» **EXERCISE**: Track down every line below that holds "tasks" and copy it.

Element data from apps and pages
□ □ □

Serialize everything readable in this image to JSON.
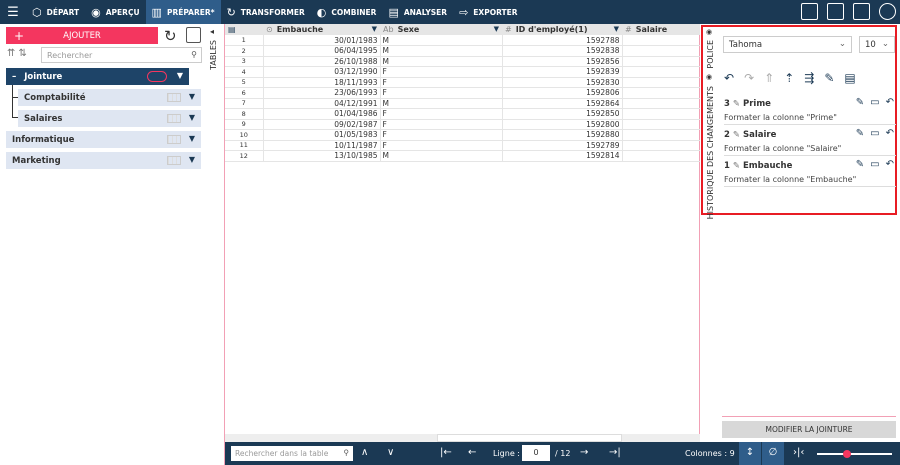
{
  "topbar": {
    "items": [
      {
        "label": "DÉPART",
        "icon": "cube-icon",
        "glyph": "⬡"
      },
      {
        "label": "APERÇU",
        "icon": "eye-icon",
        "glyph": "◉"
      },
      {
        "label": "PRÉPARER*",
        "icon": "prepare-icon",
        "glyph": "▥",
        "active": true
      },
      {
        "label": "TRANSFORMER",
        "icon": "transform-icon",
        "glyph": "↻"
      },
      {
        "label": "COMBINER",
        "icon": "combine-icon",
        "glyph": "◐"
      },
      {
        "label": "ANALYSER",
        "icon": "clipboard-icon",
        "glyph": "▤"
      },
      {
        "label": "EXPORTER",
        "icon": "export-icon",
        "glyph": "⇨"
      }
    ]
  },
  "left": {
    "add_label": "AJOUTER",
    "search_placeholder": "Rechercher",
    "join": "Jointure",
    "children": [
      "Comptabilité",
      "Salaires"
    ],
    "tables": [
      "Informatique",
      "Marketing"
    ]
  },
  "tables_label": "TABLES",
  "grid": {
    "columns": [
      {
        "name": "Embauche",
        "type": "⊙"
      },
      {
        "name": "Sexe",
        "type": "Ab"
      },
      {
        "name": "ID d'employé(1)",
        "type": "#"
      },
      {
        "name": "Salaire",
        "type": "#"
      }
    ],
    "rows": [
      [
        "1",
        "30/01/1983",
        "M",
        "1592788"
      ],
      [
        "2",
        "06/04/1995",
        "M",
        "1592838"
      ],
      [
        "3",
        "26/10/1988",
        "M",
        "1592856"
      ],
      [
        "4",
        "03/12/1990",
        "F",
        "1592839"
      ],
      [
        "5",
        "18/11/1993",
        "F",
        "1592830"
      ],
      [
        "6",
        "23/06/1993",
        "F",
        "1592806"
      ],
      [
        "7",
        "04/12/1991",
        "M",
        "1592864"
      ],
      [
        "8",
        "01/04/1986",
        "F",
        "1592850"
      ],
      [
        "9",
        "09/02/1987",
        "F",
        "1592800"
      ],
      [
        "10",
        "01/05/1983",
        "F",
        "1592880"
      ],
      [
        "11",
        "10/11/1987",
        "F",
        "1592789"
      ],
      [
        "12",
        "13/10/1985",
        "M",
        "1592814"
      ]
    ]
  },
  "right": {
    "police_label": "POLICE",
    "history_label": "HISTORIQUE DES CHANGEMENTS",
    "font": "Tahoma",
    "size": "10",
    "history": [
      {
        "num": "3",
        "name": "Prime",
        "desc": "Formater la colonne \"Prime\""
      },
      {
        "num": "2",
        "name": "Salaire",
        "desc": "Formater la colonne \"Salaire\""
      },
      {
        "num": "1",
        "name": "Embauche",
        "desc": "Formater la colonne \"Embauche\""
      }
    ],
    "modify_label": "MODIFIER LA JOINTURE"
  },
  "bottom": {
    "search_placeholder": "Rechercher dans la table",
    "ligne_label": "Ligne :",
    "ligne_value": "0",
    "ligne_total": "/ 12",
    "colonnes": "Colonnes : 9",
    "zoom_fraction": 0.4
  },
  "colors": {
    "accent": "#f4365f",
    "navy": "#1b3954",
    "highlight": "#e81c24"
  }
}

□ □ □

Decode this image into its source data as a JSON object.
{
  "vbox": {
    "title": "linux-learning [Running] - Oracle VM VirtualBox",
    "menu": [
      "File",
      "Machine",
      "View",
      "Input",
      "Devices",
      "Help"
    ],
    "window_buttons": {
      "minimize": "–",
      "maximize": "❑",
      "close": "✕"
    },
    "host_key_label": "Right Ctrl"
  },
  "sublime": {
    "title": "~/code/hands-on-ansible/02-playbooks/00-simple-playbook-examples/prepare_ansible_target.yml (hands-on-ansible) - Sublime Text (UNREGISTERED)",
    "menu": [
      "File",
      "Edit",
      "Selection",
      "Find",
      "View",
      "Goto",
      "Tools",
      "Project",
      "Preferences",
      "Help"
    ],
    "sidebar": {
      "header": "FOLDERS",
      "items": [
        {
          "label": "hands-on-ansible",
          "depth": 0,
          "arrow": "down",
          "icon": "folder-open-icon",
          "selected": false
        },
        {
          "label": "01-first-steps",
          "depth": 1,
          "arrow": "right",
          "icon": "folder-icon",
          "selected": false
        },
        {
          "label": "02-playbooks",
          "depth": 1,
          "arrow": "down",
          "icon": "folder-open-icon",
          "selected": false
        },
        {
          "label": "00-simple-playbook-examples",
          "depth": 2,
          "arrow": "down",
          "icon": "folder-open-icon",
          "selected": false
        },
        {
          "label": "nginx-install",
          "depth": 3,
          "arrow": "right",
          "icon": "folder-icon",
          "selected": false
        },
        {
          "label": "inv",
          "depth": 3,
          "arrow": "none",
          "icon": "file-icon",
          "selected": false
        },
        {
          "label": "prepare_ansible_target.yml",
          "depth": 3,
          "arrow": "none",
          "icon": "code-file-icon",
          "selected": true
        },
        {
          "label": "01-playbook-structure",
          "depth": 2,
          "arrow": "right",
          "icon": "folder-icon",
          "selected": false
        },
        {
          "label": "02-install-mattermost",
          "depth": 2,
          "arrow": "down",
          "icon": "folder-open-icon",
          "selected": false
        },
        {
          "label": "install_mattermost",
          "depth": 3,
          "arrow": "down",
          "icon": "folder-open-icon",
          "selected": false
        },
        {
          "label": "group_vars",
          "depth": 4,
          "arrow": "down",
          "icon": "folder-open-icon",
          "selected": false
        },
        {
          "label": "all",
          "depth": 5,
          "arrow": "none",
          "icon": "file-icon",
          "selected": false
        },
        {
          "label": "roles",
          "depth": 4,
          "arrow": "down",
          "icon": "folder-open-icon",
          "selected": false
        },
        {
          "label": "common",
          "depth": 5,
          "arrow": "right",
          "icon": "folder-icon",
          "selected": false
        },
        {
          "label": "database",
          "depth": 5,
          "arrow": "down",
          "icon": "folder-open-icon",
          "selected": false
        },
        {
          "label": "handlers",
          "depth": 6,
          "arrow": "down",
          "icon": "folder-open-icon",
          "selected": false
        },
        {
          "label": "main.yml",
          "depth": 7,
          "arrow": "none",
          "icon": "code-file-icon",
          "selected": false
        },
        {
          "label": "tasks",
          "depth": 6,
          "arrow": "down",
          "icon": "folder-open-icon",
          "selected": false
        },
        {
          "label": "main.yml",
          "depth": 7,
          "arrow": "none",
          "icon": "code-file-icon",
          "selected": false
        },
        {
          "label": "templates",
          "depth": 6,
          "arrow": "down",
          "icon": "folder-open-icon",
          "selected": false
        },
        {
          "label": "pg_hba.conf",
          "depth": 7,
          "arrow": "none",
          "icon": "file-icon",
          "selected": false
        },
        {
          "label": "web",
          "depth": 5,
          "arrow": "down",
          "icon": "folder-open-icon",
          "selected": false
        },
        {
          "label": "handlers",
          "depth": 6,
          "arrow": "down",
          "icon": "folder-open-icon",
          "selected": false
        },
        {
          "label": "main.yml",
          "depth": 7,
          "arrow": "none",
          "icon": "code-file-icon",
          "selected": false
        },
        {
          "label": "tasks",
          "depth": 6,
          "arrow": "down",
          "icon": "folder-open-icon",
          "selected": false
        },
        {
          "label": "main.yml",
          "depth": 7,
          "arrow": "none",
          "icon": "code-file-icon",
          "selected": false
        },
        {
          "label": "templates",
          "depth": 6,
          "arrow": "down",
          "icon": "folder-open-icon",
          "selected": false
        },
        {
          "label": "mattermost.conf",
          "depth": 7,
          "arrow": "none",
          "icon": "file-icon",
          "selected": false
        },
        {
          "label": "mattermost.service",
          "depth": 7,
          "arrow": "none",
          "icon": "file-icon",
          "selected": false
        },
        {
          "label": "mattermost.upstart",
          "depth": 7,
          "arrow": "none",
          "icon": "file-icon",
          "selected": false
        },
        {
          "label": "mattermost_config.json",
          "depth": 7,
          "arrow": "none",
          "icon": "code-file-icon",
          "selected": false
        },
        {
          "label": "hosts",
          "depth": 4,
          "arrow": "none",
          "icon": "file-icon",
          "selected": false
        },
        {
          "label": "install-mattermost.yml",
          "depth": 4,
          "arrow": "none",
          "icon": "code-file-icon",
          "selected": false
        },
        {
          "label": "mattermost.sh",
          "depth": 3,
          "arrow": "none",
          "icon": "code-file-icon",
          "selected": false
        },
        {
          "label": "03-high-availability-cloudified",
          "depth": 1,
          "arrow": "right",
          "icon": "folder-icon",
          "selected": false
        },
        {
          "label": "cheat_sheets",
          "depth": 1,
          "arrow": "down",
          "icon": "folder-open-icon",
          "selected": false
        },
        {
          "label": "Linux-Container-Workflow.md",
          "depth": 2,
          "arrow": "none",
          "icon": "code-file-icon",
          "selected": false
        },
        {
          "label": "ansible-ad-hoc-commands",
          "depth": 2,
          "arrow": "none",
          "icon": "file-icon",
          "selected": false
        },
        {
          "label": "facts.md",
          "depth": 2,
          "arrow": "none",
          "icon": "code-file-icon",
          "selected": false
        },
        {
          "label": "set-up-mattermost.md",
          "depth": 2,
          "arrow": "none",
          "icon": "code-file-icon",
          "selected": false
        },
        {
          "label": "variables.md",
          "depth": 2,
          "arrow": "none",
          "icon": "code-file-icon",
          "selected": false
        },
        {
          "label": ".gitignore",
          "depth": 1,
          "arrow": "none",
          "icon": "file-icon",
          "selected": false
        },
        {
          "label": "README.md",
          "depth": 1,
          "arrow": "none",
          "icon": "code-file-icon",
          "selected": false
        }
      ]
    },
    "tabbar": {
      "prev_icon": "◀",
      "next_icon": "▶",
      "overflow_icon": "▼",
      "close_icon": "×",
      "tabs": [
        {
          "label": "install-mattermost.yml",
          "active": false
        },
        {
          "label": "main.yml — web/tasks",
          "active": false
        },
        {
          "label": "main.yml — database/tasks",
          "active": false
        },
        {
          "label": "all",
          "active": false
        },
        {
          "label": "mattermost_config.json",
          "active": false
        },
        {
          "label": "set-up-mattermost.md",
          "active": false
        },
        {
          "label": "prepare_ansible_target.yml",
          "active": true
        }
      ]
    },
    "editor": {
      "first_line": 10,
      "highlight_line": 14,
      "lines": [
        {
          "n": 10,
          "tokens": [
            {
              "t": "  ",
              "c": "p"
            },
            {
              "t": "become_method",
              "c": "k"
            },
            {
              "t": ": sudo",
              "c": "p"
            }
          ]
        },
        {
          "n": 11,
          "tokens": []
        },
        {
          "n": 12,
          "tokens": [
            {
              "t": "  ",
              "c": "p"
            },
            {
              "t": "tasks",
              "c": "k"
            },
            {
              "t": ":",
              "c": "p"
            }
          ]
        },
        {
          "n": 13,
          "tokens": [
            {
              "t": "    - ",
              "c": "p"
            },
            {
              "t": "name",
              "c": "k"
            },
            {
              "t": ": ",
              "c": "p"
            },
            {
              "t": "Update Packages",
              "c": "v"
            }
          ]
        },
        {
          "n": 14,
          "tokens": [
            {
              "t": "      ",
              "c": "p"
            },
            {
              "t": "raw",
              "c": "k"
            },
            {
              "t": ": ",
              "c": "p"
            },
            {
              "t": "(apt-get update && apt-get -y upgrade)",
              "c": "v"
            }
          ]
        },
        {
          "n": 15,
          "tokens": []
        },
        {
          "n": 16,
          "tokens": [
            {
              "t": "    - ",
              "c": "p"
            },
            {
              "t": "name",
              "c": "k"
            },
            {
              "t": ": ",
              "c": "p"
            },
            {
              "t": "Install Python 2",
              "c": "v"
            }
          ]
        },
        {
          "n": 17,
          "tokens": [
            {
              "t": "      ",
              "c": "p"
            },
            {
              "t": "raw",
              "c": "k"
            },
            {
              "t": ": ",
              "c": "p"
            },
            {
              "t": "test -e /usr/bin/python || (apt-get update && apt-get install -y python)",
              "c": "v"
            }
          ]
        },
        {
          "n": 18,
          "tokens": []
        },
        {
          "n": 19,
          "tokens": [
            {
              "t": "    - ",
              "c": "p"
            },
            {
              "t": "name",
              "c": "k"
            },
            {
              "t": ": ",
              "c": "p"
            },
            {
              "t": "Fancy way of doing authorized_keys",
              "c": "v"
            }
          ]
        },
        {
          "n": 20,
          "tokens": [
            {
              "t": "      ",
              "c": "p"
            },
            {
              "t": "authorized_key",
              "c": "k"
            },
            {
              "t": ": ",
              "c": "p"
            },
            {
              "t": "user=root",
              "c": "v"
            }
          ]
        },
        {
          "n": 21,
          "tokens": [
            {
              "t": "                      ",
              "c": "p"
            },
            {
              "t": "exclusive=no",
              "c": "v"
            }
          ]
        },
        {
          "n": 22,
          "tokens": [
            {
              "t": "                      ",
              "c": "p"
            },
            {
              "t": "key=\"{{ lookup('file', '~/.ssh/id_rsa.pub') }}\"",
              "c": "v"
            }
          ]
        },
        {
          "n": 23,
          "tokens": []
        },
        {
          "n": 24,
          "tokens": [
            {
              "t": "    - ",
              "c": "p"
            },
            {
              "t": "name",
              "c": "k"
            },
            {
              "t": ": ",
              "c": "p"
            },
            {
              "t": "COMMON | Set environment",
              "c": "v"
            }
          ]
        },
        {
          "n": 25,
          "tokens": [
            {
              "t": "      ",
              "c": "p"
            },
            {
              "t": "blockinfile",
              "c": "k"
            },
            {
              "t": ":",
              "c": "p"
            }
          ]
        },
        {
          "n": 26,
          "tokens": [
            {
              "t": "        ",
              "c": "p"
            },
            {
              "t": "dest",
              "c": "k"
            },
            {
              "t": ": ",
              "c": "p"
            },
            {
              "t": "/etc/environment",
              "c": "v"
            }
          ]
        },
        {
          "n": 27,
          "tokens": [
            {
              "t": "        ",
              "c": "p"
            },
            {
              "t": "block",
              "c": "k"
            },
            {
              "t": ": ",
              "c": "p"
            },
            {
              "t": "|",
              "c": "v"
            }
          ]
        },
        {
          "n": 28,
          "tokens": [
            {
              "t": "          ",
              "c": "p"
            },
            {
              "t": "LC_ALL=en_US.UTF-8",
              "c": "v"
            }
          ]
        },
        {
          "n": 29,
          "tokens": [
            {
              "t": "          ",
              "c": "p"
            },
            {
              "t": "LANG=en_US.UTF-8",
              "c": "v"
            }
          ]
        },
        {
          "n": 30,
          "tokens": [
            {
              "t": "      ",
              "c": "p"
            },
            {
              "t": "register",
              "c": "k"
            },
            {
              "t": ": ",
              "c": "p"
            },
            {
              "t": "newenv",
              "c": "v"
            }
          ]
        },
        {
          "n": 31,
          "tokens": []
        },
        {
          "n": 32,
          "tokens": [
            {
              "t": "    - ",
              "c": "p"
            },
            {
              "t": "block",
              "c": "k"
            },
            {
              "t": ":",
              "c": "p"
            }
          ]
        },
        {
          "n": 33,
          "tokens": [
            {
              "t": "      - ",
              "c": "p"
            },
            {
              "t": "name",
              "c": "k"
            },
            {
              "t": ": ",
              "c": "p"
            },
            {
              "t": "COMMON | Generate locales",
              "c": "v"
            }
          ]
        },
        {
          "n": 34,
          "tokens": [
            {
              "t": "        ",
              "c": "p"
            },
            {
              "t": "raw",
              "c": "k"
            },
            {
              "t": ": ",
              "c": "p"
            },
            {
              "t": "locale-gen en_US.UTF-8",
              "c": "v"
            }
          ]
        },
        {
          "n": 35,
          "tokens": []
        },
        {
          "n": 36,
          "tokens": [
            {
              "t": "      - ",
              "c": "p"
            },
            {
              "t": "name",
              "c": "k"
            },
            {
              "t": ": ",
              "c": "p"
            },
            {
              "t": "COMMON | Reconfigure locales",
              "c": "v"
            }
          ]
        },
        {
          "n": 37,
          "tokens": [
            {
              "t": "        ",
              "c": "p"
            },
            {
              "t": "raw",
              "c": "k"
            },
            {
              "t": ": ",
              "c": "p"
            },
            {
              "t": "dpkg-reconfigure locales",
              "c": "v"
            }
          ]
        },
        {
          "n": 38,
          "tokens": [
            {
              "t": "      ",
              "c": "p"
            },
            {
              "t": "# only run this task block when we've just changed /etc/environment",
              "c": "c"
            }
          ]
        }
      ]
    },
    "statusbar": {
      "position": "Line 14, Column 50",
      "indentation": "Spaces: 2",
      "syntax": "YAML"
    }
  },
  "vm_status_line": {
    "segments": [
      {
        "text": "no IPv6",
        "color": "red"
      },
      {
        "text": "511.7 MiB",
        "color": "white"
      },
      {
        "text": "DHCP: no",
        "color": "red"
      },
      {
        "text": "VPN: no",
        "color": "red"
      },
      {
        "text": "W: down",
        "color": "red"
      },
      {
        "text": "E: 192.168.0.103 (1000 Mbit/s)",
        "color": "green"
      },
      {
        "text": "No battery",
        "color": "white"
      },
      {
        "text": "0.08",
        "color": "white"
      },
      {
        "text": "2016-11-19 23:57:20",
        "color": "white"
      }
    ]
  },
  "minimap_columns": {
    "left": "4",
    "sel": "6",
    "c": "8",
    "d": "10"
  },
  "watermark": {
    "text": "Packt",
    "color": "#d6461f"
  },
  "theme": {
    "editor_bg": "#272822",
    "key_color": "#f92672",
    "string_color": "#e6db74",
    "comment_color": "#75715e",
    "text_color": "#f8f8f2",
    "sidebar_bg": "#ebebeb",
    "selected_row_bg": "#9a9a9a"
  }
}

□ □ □

» **RESPONSE AREA**:
          "label": "tasks",
          "label": "tasks",
          "label": "main.yml — web/tasks",
          "label": "main.yml — database/tasks",
              "t": "tasks",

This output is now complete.